I have two jobs. First, I am a parent. A very important job. I am the parent of two beautiful daughters, currently aged 9 and 5. I spend all the time I can with them, playing, chatting, baking, cycling, drawing, singing, dancing, reading, all the while instilling in them values, manners, the difference between right and wrong, and encouraging them to be the best people they can be. I am confident that when they go to school, or to ballet, swimming or Brownies, they are polite, respectful, attentive, trustworthy, hard-working and good friends. I am immensely proud of them. I have invested a lot of time in this job. I have every intention of investing a great deal more.
Both my daughters attended a private nursery full time from the age of 6 months. They were there for about 8.5 hours a day until they started school. That's a long time. I often felt guilty about missing their milestones, about other people effectively bringing them up during the week. The 2.5 hours between picking them up and their going to bed were precious, precious time.
Why did they go to nursery all the time? Why did I see them so little? Because I was a full time secondary languages teacher. My second job. From 1995, when I was newly-qualified, to 2003, when my eldest daughter was born, I would arrive at school at 7.45am and leave at 5.30pm, trying not to take any work home but not usually succeeding. When I returned from my first maternity leave I started to arrive at 8am and leave at 4pm. I chose to leave at 4pm so that I could pick my daughter up at 4.30. I couldn't have left later than 5pm as the nursery closed at 5.30. And then I would hardly have seen her. All the work that I used to do at school was simply taken home. And after she was in bed at 7pm I would start working, usually until at least 10pm.
These days both my daughters attend wraparound care at their school. It opens at 8am, so that's when I drop them off. I then get to school at about 8.25. They finish 15 minutes before me, so I get to pick them up between 4pm and 4.30. I can't pick them up after that as I would have to pay for another hour for each of them. And it's not cheap. And anyway I want to see them. My rule is that I don't do school work when they are up, so if I have work to do I start at 7.30pm.
You may be wondering what all this is about. Why am I boring you with the minutiae of my childcare arrangements and when I do my school work?
Stay on after school if you want pay rise, teachers told was the headline on the front of The Times today.
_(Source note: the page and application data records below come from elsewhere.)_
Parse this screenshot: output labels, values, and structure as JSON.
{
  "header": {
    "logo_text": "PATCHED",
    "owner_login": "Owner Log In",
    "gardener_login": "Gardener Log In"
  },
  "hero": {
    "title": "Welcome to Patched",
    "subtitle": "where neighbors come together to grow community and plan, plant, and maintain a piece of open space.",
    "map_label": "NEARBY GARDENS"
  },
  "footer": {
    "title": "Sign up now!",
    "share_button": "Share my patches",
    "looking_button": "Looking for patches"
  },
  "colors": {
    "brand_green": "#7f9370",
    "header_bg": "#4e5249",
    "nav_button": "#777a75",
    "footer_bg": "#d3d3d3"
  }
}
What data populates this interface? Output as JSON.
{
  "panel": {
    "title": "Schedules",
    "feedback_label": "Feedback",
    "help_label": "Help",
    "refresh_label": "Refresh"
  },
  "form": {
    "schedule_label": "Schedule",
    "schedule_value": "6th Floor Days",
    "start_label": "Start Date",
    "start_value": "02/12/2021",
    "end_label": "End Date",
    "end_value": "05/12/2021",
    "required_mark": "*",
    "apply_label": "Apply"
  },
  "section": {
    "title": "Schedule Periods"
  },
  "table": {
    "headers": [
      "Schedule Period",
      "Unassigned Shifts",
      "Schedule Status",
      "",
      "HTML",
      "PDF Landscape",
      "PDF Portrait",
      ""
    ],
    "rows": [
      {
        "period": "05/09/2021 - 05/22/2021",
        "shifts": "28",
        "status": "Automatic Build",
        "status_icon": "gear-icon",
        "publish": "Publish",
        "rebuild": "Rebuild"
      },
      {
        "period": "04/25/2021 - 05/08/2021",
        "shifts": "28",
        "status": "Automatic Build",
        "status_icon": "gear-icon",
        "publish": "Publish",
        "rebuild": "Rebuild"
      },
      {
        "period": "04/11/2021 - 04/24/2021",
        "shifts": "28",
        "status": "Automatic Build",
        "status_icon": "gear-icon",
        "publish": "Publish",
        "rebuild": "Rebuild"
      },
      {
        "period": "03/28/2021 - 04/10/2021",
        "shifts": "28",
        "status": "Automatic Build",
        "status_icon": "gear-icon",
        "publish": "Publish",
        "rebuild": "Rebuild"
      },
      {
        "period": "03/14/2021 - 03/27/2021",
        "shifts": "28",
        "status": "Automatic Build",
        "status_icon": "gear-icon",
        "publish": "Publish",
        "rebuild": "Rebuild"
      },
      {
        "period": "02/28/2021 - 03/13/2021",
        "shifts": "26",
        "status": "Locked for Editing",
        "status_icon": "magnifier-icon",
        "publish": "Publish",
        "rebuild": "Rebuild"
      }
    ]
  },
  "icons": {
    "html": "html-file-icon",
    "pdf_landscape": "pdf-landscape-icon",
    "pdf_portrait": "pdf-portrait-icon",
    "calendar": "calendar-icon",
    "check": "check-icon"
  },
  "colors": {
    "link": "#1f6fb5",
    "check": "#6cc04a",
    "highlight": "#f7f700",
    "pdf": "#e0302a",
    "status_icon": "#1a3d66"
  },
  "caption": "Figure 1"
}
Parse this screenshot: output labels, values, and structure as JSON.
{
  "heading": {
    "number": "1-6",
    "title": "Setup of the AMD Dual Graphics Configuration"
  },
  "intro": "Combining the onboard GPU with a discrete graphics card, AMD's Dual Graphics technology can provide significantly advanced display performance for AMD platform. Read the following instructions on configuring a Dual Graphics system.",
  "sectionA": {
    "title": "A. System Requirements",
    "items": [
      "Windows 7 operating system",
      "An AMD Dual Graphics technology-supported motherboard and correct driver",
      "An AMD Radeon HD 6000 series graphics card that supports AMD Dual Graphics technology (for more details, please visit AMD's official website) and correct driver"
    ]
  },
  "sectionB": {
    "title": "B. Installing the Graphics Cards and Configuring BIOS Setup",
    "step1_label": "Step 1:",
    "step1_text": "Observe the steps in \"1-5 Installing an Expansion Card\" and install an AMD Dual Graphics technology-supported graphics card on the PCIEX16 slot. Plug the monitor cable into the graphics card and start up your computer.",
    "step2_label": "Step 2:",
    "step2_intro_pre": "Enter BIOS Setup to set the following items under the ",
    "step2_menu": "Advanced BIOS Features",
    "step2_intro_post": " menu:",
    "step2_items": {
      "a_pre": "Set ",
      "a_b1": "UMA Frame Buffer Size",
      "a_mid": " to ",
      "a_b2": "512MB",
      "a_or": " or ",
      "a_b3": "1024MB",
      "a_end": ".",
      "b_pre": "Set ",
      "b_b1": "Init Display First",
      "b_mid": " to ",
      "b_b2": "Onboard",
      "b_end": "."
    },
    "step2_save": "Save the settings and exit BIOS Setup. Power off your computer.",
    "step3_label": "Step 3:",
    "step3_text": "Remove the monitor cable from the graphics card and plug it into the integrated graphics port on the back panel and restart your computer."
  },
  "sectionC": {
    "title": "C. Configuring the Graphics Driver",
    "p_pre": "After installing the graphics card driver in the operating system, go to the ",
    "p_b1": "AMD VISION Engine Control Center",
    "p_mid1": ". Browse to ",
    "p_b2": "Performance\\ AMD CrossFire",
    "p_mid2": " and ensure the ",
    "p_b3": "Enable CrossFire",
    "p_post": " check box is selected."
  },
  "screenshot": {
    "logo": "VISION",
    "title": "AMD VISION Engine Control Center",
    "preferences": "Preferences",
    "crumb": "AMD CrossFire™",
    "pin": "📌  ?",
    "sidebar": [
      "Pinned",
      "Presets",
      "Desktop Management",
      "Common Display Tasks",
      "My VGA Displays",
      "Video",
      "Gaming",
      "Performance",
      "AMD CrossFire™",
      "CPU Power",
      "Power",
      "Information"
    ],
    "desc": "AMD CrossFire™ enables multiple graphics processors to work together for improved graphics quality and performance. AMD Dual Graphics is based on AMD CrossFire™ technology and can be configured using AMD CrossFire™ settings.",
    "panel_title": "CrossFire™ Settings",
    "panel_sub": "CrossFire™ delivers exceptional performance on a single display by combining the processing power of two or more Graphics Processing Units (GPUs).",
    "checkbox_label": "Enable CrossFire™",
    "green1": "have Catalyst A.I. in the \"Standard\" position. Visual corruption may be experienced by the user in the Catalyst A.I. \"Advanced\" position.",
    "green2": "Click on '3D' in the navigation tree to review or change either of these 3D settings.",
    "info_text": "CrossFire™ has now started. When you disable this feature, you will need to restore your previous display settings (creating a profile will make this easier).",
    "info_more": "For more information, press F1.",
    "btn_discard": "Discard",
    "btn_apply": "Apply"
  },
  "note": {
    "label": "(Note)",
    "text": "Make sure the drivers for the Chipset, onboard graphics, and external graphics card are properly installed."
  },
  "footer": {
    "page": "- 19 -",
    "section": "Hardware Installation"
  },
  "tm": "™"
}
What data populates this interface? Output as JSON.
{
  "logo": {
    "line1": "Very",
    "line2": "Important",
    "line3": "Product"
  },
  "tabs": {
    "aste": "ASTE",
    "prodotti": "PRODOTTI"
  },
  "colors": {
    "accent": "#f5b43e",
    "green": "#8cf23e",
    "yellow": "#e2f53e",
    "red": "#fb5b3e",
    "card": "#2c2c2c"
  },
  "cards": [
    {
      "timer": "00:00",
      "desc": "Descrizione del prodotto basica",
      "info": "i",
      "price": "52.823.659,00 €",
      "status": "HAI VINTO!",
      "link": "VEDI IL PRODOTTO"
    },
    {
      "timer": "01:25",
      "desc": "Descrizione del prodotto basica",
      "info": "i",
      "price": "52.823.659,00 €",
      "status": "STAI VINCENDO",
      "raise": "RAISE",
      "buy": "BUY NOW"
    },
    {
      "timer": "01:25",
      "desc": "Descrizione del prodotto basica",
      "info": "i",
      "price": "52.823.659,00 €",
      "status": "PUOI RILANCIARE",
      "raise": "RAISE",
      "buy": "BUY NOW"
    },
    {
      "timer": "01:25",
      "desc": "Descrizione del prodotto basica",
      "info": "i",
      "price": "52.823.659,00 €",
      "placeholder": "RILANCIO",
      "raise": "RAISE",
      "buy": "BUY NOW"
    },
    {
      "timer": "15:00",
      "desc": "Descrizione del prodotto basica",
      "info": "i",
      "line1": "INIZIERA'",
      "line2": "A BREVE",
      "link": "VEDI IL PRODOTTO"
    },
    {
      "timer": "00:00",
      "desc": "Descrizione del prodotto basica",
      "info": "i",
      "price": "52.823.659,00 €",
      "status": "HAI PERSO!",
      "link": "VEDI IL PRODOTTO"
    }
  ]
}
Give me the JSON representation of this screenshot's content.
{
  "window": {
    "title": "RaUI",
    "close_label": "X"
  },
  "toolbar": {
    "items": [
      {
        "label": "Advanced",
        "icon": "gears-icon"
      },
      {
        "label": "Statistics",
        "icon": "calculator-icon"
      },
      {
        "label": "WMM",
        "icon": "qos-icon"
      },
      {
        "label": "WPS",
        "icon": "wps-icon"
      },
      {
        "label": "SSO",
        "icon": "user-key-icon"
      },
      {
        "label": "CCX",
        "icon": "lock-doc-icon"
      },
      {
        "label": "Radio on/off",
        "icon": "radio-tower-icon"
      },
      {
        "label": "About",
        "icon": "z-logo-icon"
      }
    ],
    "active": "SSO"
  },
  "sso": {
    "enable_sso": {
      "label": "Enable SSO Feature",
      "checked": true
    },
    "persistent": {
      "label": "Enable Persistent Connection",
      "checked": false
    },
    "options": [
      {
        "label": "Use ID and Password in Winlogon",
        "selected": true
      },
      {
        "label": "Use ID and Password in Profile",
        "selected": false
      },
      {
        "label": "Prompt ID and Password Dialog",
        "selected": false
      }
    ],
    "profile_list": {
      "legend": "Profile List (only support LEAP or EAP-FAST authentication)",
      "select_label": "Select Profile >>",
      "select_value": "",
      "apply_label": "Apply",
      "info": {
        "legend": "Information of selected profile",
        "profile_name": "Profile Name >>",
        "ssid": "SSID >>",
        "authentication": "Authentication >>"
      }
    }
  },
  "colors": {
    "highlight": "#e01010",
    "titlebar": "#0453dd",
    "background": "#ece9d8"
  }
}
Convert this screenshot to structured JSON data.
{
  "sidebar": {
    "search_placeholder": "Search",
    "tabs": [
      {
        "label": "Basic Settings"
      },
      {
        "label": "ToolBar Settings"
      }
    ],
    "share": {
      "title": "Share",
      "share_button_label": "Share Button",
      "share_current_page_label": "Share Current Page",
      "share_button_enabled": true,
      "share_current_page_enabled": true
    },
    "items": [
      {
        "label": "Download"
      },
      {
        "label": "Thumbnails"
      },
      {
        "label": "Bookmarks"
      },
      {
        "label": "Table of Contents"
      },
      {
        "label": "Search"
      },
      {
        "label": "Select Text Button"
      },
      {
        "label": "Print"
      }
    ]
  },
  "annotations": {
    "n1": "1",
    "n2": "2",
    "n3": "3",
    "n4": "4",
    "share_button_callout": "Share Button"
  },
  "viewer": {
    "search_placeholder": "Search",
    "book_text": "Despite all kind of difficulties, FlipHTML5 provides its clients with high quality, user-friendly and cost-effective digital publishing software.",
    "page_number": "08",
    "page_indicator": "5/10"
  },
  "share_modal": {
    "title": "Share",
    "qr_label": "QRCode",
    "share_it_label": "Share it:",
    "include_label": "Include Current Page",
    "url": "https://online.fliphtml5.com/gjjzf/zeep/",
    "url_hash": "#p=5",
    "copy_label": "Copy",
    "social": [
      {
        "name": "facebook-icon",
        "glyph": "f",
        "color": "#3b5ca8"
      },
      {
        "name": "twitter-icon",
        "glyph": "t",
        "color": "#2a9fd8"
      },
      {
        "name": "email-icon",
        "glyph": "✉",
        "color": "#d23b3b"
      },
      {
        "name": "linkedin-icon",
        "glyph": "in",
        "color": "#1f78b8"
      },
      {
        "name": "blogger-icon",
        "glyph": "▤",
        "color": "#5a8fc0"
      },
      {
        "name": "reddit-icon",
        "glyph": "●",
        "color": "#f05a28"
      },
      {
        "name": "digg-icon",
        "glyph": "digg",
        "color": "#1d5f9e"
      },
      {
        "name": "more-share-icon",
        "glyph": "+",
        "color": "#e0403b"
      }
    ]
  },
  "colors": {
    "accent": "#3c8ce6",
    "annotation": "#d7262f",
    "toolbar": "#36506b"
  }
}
The head of Ofsted, Sir Michael Wilshaw, has been making more pronouncements about teachers and the job that they do. Except that this time he has started to talk about their pay.
So what exactly has he said? I have The Times here by my side. Allow me to quote:
"As a head I would make it clear that if you teach well or try to teach well, if you work hard and go the extra mile, you are going to get paid well. You are going to be promoted. Somebody who is out the gate at 3 o'clock in the afternoon is not. Isn't that fair? Am I being unfair?"
"If you are going to go and work in these [poor] areas, there has to be a commitment to working beyond the end of the school day. That's why I asked those questions about performance management. It's about recognising those people who do go the extra mile. They've got to be the role models. Not the person who says: 'I'm sorry, I've reached the end of my hours, I'm off.'"
"Any important job comes with stress. Teaching is higher status than ever before. It's one of the best jobs in our society. It we've got a leadership group that is moaning all the time and saying how stressful it is... We've got to set an example, to say, 'Yeah, it's difficult, but, actually, it's a wonderful job.'"
Understandably these comments have enraged the teaching community today. Why is it that all the most contentious issues are raised at the weekend or during the school holidays? Do they really think we aren't going to notice?
His inference is that only good teachers stay at school after lessons are finished. "Working hard" and "going the extra mile" are things that you can only do in the school building. The teachers who don't make the effort to do a good job leave with the children, and, I expect he thinks, go home, eat chocolate biscuits and watch Countdown. Two things. First, if I were to leave at 3pm I would leave halfway through a lesson, as I expect would many teachers. Second, I have explained why I have to leave when I do, and the fact that I have to leave to collect my children does not mean that I have finished work for the day. Quite the opposite, most days.
I do a good job in the classroom (it has been said) so why should it matter where I prepare for it? If I am stuck at school after lessons being a surrogate parent to the children there, then someone else will have to act as a surrogate parent to my own children somewhere else. Sir Michael, surely you can see that there is something wrong there? I think that caring for and making time for my own children makes me a better role model to tell the truth.
I do not agree that teaching is "higher status than ever before". I think it's a great job, and I wouldn't have stuck it out for 17-and-a-bit years if I didn't. But many parents still don't hold education and educators in high esteem, and you only have to look at the comments on the BBC's report of this story to get some idea of what the general public think of teachers.
I think I'd better stop there. I'm just one teacher and this is my personal response.
Teachers are caught between a rock and a hard place. You're damned if you do, and you're damned if you don't. To be perfectly honest, I would much rather be damned by Gove, Wilshaw and their cronies than by my family.